This Moon Was Really Super
Saturday's full moon was the year's biggest, brightest, and closest to Earth
What’s that in the sky? It’s not a bird or a plane. It’s supermoon!
On Saturday, May 5, the world saw the biggest and brightest full moon of the year. On that night, the moon was at the closest point to Earth in its orbit. The scientific term for this is perigee, but to most people, it’s a “supermoon.”
The supermoon reached its peak at 11:34 p.m. Eastern time, when the moon aligned with the Earth and the sun. At that time, the moon was about 221,802 miles from Earth—some 15,300 miles closer than average. That made it appear about 14 percent bigger and 30 percent brighter than it does when it is farthest away from Earth. The moon’s distance from Earth varies because it follows an oval orbit rather than a circular one.

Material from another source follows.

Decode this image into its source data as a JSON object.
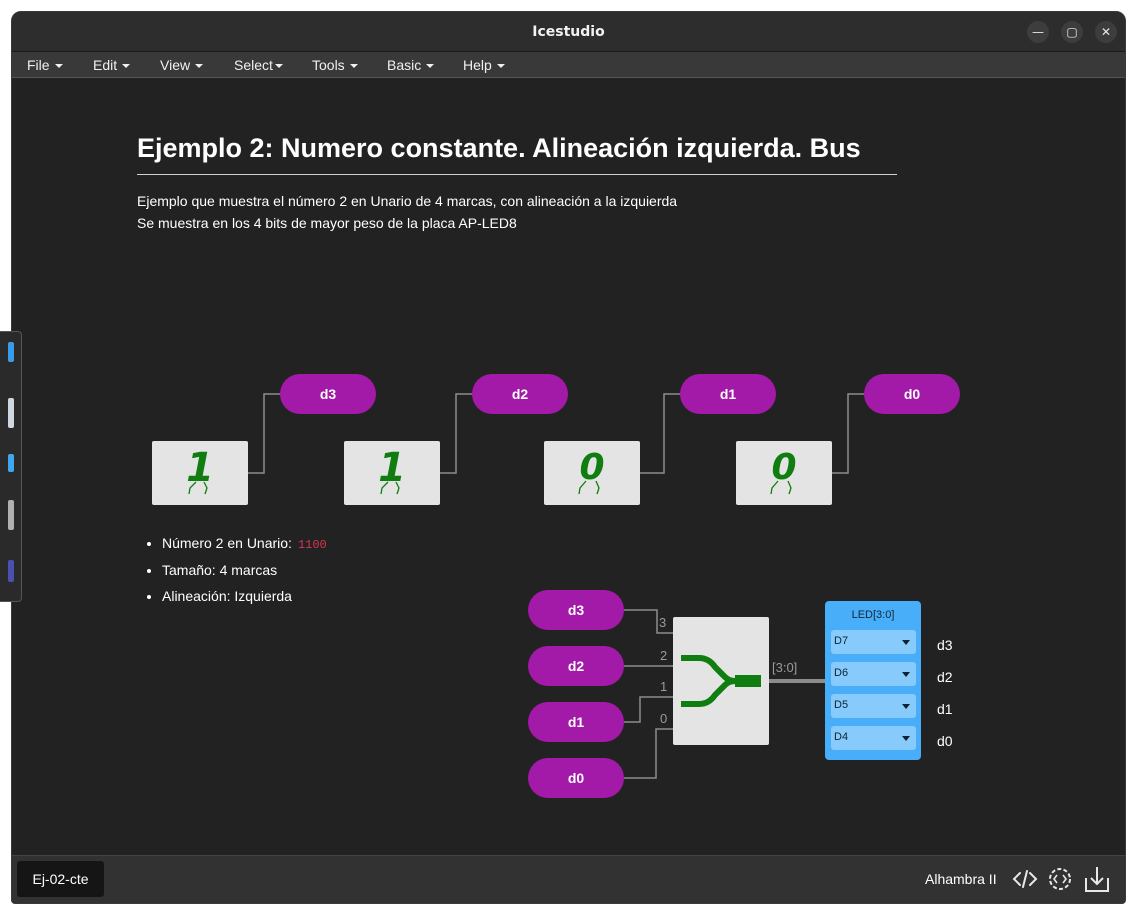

Some people worry that a supermoon could cause natural disasters. The moon’s gravitational pull on Earth causes the ebb and flow of the ocean tides. It can even cause “land tides,” which are slight movements of the continents. Full and new moons cause larger land tides, because the sun and moon are lined up on the same or opposite sides of Earth. Extreme ocean and land tides can occasionally trigger earthquakes and/or volcanic activity.

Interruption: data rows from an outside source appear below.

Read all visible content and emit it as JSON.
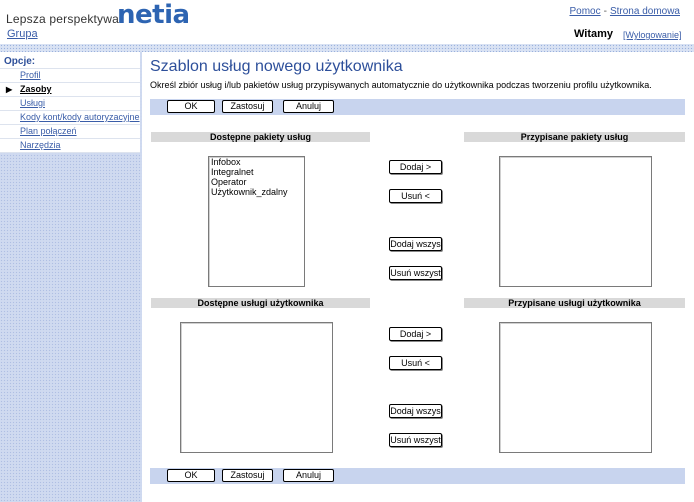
{
  "header": {
    "tagline": "Lepsza perspektywa",
    "brand": "netia",
    "group_link": "Grupa",
    "help_link": "Pomoc",
    "separator": "-",
    "home_link": "Strona domowa",
    "welcome": "Witamy",
    "logout": "[Wylogowanie]"
  },
  "sidebar": {
    "title": "Opcje:",
    "items": [
      {
        "label": "Profil"
      },
      {
        "label": "Zasoby"
      },
      {
        "label": "Usługi"
      },
      {
        "label": "Kody kont/kody autoryzacyjne"
      },
      {
        "label": "Plan połączeń"
      },
      {
        "label": "Narzędzia"
      }
    ],
    "active_marker": "▶"
  },
  "main": {
    "title": "Szablon usług nowego użytkownika",
    "description": "Określ zbiór usług i/lub pakietów usług przypisywanych automatycznie do użytkownika podczas tworzeniu profilu użytkownika.",
    "buttons": {
      "ok": "OK",
      "apply": "Zastosuj",
      "cancel": "Anuluj"
    },
    "packages": {
      "available_header": "Dostępne pakiety usług",
      "assigned_header": "Przypisane pakiety usług",
      "available_items": [
        "Infobox",
        "Integralnet",
        "Operator",
        "Użytkownik_zdalny"
      ],
      "assigned_items": []
    },
    "services": {
      "available_header": "Dostępne usługi użytkownika",
      "assigned_header": "Przypisane usługi użytkownika",
      "available_items": [],
      "assigned_items": []
    },
    "move": {
      "add": "Dodaj >",
      "remove": "Usuń <",
      "add_all": "Dodaj wszys",
      "remove_all": "Usuń wszyst"
    }
  }
}
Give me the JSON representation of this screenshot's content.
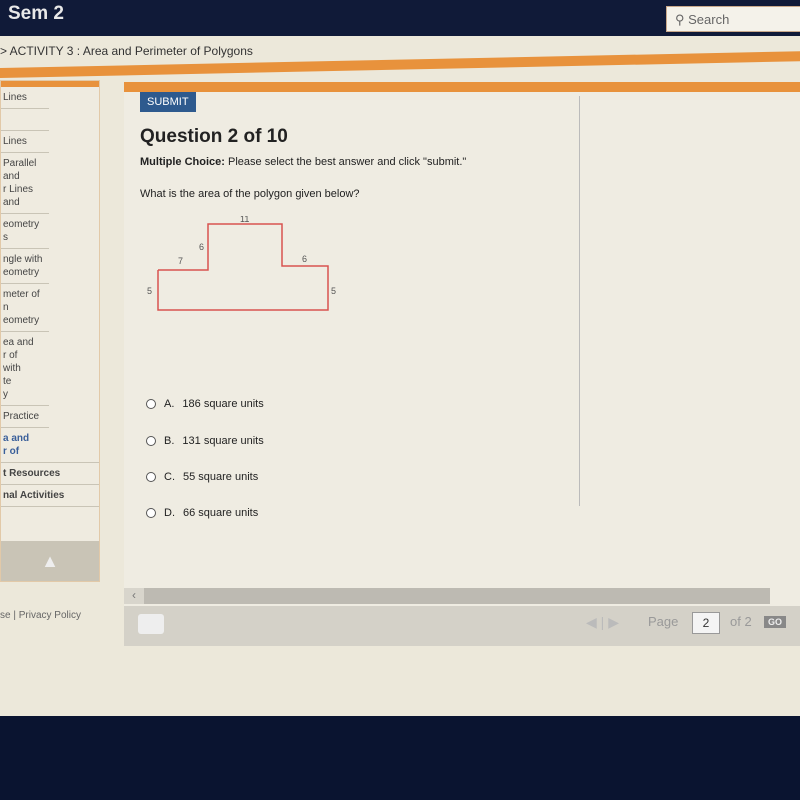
{
  "header": {
    "title": "Sem 2",
    "search_placeholder": "Search"
  },
  "breadcrumb": "> ACTIVITY 3 : Area and Perimeter of Polygons",
  "sidebar": {
    "items": [
      {
        "label": "Lines"
      },
      {
        "label": ""
      },
      {
        "label": "Lines"
      },
      {
        "label": "Parallel and\nr Lines and"
      },
      {
        "label": "eometry\ns"
      },
      {
        "label": "ngle with\neometry"
      },
      {
        "label": "meter of\nn\neometry"
      },
      {
        "label": "ea and\nr of\nwith\nte\ny"
      },
      {
        "label": " Practice"
      },
      {
        "label": "a and\nr of",
        "style": "blue"
      },
      {
        "label": "t Resources",
        "style": "bold"
      },
      {
        "label": "nal Activities",
        "style": "bold"
      }
    ]
  },
  "footer": {
    "left": "se",
    "sep": "|",
    "privacy": "Privacy Policy"
  },
  "main": {
    "submit_label": "SUBMIT",
    "question_title": "Question 2 of 10",
    "instruction_bold": "Multiple Choice:",
    "instruction": " Please select the best answer and click \"submit.\"",
    "prompt": "What is the area of the polygon given below?",
    "figure_labels": {
      "top": "11",
      "inner_left": "6",
      "left_step": "7",
      "right_step": "6",
      "left": "5",
      "right": "5"
    },
    "choices": [
      {
        "letter": "A.",
        "text": "186 square units"
      },
      {
        "letter": "B.",
        "text": "131 square units"
      },
      {
        "letter": "C.",
        "text": "55 square units"
      },
      {
        "letter": "D.",
        "text": "66 square units"
      }
    ]
  },
  "pager": {
    "page_label": "Page",
    "current": "2",
    "of_label": "of 2",
    "go_label": "GO"
  },
  "colors": {
    "accent": "#e8923c",
    "submit": "#2e5a8e",
    "polygon": "#d9534f"
  }
}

But experts say the moon’s tiny bit of extra gravitational pull during a supermoon is not enough to significantly increase the likelihood of earthquakes or volcanic eruptions. In fact, this year’s supermoon brought little more than more-detailed views of the moon’s craters and basins.
If you missed Saturday’s supermoon, you’ll have to wait a while to see another one: A supermoon happens only once a year. Last year’s supermoon, on March 19, was about 240 miles closer to Earth than this year’s. Experts say the next supermoon, on June 23, 2013, will be a bit farther away than the one in 2012.